:: EXTRACTED RECORDS
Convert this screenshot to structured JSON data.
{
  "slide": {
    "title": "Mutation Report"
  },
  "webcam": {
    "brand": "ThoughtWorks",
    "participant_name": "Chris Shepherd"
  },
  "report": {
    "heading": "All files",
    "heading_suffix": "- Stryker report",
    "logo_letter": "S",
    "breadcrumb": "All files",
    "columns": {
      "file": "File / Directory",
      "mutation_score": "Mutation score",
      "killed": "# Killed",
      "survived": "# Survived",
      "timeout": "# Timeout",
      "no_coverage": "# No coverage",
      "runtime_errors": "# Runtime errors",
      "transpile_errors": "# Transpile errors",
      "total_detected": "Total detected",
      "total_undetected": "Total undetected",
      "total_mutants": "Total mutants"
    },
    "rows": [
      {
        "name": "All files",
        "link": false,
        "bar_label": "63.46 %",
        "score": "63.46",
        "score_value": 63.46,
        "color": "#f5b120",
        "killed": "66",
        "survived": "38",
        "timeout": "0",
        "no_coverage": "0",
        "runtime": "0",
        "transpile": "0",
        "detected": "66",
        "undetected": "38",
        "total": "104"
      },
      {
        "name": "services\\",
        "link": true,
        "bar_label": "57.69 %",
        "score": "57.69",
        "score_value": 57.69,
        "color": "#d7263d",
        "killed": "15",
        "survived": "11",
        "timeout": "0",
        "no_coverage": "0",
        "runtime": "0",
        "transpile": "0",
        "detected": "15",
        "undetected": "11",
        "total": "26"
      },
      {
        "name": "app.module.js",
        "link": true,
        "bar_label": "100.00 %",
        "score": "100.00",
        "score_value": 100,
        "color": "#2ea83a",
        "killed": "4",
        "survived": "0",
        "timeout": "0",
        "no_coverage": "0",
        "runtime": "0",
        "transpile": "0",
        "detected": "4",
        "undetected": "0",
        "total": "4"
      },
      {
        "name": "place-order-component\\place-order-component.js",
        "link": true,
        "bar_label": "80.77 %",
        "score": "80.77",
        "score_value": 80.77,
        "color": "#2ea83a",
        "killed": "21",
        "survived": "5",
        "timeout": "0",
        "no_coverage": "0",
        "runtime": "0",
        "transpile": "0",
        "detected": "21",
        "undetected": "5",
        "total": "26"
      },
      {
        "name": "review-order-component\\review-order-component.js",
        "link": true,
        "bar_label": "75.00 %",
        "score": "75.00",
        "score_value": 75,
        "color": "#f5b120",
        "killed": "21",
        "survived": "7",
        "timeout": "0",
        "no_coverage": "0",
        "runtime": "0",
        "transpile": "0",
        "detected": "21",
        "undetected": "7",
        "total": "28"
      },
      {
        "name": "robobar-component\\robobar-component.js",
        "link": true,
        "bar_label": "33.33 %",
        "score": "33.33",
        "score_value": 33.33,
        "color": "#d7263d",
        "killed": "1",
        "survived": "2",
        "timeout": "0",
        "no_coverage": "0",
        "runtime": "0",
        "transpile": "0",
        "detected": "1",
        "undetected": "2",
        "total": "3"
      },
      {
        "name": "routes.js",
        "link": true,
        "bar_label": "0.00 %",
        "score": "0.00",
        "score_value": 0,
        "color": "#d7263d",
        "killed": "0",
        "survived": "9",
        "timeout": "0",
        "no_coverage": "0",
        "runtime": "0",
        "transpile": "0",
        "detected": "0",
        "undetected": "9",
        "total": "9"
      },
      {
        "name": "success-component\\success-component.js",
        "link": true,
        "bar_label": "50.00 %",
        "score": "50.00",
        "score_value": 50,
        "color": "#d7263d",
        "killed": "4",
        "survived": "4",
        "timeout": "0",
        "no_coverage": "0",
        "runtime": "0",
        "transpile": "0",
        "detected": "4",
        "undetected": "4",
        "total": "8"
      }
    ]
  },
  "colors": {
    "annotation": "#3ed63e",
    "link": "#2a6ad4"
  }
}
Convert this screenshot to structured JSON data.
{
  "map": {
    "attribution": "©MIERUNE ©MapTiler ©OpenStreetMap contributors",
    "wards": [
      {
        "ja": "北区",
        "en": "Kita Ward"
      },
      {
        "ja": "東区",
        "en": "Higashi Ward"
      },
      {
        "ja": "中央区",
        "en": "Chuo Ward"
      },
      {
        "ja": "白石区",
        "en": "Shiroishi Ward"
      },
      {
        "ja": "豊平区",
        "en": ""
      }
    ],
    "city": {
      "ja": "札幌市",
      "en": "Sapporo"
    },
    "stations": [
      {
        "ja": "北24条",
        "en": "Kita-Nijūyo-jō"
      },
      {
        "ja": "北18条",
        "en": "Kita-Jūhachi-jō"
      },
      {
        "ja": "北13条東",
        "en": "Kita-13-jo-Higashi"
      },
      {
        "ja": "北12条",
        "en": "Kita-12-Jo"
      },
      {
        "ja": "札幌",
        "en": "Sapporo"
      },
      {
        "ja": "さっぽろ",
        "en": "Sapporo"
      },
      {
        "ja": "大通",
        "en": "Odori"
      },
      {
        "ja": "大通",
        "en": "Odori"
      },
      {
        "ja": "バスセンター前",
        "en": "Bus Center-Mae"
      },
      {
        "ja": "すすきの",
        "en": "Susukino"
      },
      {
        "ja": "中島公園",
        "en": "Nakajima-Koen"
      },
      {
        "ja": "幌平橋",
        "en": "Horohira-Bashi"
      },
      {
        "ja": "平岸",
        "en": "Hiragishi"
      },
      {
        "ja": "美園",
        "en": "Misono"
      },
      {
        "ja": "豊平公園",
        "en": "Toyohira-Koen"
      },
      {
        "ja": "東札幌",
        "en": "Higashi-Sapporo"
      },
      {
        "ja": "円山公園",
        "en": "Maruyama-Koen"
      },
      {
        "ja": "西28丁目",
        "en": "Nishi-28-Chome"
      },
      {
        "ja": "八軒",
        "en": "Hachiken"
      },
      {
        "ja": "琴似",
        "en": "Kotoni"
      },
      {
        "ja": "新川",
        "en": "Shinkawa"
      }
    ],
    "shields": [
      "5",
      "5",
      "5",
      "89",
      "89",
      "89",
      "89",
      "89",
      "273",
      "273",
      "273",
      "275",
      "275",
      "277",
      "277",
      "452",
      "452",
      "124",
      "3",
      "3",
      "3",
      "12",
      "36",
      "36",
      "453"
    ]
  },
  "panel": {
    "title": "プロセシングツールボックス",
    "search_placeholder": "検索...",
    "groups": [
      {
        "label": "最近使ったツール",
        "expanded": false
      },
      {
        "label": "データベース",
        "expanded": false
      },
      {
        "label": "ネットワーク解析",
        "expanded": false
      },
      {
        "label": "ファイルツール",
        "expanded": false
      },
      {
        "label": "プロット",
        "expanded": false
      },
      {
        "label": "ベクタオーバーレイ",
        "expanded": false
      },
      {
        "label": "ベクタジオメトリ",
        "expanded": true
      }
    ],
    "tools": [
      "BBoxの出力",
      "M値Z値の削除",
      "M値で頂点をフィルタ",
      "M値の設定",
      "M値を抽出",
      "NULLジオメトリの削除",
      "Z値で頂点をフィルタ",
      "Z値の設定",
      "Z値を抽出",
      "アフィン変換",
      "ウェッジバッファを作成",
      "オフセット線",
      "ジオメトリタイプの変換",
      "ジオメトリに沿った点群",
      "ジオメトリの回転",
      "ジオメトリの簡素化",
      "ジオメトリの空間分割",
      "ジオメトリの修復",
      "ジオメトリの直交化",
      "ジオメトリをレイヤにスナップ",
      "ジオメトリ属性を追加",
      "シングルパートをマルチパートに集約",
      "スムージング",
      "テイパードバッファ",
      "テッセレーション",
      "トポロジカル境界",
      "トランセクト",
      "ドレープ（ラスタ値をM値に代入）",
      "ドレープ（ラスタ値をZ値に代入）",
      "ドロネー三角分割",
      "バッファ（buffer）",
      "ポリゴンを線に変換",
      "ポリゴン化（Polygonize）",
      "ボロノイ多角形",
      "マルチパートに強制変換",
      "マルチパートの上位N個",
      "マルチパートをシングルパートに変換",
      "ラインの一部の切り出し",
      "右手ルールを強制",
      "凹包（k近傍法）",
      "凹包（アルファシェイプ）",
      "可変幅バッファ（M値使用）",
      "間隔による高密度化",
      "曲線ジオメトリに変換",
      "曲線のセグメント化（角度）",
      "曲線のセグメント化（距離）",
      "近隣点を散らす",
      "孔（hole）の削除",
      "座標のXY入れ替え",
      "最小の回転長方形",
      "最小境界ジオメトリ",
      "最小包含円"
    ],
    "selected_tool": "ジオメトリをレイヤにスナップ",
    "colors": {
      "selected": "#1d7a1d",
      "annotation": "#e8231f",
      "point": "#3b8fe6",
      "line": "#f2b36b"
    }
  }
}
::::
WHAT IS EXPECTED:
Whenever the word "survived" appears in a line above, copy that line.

OUTPUT BELOW:
      "survived": "# Survived",
        "survived": "38",
        "survived": "11",
        "survived": "0",
        "survived": "5",
        "survived": "7",
        "survived": "2",
        "survived": "9",
        "survived": "4",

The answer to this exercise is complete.